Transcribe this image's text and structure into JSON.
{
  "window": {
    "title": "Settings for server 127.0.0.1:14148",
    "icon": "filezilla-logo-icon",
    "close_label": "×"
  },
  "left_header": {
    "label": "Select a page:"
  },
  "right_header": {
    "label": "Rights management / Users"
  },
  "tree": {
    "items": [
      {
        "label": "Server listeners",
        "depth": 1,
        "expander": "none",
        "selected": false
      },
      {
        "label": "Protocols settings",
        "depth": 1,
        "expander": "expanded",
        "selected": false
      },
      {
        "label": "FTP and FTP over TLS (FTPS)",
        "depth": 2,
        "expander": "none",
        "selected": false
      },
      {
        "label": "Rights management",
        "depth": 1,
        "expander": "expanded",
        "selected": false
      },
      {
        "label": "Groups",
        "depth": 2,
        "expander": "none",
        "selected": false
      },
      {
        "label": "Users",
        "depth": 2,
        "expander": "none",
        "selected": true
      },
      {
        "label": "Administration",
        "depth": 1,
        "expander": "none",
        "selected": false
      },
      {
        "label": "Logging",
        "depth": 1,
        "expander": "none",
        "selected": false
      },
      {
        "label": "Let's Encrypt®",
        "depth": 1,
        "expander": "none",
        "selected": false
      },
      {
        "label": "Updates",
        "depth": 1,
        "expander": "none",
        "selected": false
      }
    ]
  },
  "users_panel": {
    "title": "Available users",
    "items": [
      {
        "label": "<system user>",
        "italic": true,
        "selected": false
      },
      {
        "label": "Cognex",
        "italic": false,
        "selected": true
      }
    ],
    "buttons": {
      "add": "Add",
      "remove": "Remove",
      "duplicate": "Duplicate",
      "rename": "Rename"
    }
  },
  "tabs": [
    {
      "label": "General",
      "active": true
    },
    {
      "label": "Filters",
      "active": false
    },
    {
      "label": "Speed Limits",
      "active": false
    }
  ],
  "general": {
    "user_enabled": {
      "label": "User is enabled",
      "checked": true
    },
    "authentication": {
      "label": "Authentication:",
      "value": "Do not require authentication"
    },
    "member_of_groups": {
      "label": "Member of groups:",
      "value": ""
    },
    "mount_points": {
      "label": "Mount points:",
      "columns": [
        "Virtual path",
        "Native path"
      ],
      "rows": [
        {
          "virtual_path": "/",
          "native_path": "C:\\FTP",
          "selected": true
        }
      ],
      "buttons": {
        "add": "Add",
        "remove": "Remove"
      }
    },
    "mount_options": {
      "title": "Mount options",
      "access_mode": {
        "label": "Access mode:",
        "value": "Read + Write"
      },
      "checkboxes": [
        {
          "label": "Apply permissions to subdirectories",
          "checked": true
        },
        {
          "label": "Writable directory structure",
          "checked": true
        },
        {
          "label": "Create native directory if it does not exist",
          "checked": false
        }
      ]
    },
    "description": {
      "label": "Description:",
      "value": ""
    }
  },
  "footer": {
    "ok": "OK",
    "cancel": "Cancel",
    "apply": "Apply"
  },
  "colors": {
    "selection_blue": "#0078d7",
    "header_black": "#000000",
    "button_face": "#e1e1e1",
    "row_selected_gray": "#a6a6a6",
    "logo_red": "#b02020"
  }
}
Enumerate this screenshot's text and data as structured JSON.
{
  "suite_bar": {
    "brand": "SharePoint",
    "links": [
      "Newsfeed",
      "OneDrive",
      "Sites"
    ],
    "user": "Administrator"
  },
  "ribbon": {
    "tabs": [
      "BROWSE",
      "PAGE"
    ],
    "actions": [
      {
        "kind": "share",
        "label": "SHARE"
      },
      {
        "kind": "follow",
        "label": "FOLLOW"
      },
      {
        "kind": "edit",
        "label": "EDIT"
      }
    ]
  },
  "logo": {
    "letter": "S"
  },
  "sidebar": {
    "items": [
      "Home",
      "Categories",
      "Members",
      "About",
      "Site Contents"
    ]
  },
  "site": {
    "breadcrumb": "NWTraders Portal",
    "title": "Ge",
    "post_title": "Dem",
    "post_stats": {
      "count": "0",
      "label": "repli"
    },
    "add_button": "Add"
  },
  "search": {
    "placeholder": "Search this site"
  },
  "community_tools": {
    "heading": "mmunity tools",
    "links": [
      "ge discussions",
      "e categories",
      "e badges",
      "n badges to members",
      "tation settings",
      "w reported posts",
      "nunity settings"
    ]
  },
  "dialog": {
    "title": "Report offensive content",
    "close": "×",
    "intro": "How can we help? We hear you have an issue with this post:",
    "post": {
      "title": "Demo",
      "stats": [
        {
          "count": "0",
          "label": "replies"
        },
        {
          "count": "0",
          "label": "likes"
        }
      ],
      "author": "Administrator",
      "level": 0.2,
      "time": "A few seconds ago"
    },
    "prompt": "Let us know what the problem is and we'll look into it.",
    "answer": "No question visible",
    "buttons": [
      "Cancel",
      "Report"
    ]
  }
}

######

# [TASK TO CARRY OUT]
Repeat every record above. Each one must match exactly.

# [SOLUTION FOR THIS TASK]
Transcribe this image's text and structure into JSON.
{
  "window": {
    "title": "Settings for server 127.0.0.1:14148",
    "icon": "filezilla-logo-icon",
    "close_label": "×"
  },
  "left_header": {
    "label": "Select a page:"
  },
  "right_header": {
    "label": "Rights management / Users"
  },
  "tree": {
    "items": [
      {
        "label": "Server listeners",
        "depth": 1,
        "expander": "none",
        "selected": false
      },
      {
        "label": "Protocols settings",
        "depth": 1,
        "expander": "expanded",
        "selected": false
      },
      {
        "label": "FTP and FTP over TLS (FTPS)",
        "depth": 2,
        "expander": "none",
        "selected": false
      },
      {
        "label": "Rights management",
        "depth": 1,
        "expander": "expanded",
        "selected": false
      },
      {
        "label": "Groups",
        "depth": 2,
        "expander": "none",
        "selected": false
      },
      {
        "label": "Users",
        "depth": 2,
        "expander": "none",
        "selected": true
      },
      {
        "label": "Administration",
        "depth": 1,
        "expander": "none",
        "selected": false
      },
      {
        "label": "Logging",
        "depth": 1,
        "expander": "none",
        "selected": false
      },
      {
        "label": "Let's Encrypt®",
        "depth": 1,
        "expander": "none",
        "selected": false
      },
      {
        "label": "Updates",
        "depth": 1,
        "expander": "none",
        "selected": false
      }
    ]
  },
  "users_panel": {
    "title": "Available users",
    "items": [
      {
        "label": "<system user>",
        "italic": true,
        "selected": false
      },
      {
        "label": "Cognex",
        "italic": false,
        "selected": true
      }
    ],
    "buttons": {
      "add": "Add",
      "remove": "Remove",
      "duplicate": "Duplicate",
      "rename": "Rename"
    }
  },
  "tabs": [
    {
      "label": "General",
      "active": true
    },
    {
      "label": "Filters",
      "active": false
    },
    {
      "label": "Speed Limits",
      "active": false
    }
  ],
  "general": {
    "user_enabled": {
      "label": "User is enabled",
      "checked": true
    },
    "authentication": {
      "label": "Authentication:",
      "value": "Do not require authentication"
    },
    "member_of_groups": {
      "label": "Member of groups:",
      "value": ""
    },
    "mount_points": {
      "label": "Mount points:",
      "columns": [
        "Virtual path",
        "Native path"
      ],
      "rows": [
        {
          "virtual_path": "/",
          "native_path": "C:\\FTP",
          "selected": true
        }
      ],
      "buttons": {
        "add": "Add",
        "remove": "Remove"
      }
    },
    "mount_options": {
      "title": "Mount options",
      "access_mode": {
        "label": "Access mode:",
        "value": "Read + Write"
      },
      "checkboxes": [
        {
          "label": "Apply permissions to subdirectories",
          "checked": true
        },
        {
          "label": "Writable directory structure",
          "checked": true
        },
        {
          "label": "Create native directory if it does not exist",
          "checked": false
        }
      ]
    },
    "description": {
      "label": "Description:",
      "value": ""
    }
  },
  "footer": {
    "ok": "OK",
    "cancel": "Cancel",
    "apply": "Apply"
  },
  "colors": {
    "selection_blue": "#0078d7",
    "header_black": "#000000",
    "button_face": "#e1e1e1",
    "row_selected_gray": "#a6a6a6",
    "logo_red": "#b02020"
  }
}
Enumerate this screenshot's text and data as structured JSON.
{
  "suite_bar": {
    "brand": "SharePoint",
    "links": [
      "Newsfeed",
      "OneDrive",
      "Sites"
    ],
    "user": "Administrator"
  },
  "ribbon": {
    "tabs": [
      "BROWSE",
      "PAGE"
    ],
    "actions": [
      {
        "kind": "share",
        "label": "SHARE"
      },
      {
        "kind": "follow",
        "label": "FOLLOW"
      },
      {
        "kind": "edit",
        "label": "EDIT"
      }
    ]
  },
  "logo": {
    "letter": "S"
  },
  "sidebar": {
    "items": [
      "Home",
      "Categories",
      "Members",
      "About",
      "Site Contents"
    ]
  },
  "site": {
    "breadcrumb": "NWTraders Portal",
    "title": "Ge",
    "post_title": "Dem",
    "post_stats": {
      "count": "0",
      "label": "repli"
    },
    "add_button": "Add"
  },
  "search": {
    "placeholder": "Search this site"
  },
  "community_tools": {
    "heading": "mmunity tools",
    "links": [
      "ge discussions",
      "e categories",
      "e badges",
      "n badges to members",
      "tation settings",
      "w reported posts",
      "nunity settings"
    ]
  },
  "dialog": {
    "title": "Report offensive content",
    "close": "×",
    "intro": "How can we help? We hear you have an issue with this post:",
    "post": {
      "title": "Demo",
      "stats": [
        {
          "count": "0",
          "label": "replies"
        },
        {
          "count": "0",
          "label": "likes"
        }
      ],
      "author": "Administrator",
      "level": 0.2,
      "time": "A few seconds ago"
    },
    "prompt": "Let us know what the problem is and we'll look into it.",
    "answer": "No question visible",
    "buttons": [
      "Cancel",
      "Report"
    ]
  }
}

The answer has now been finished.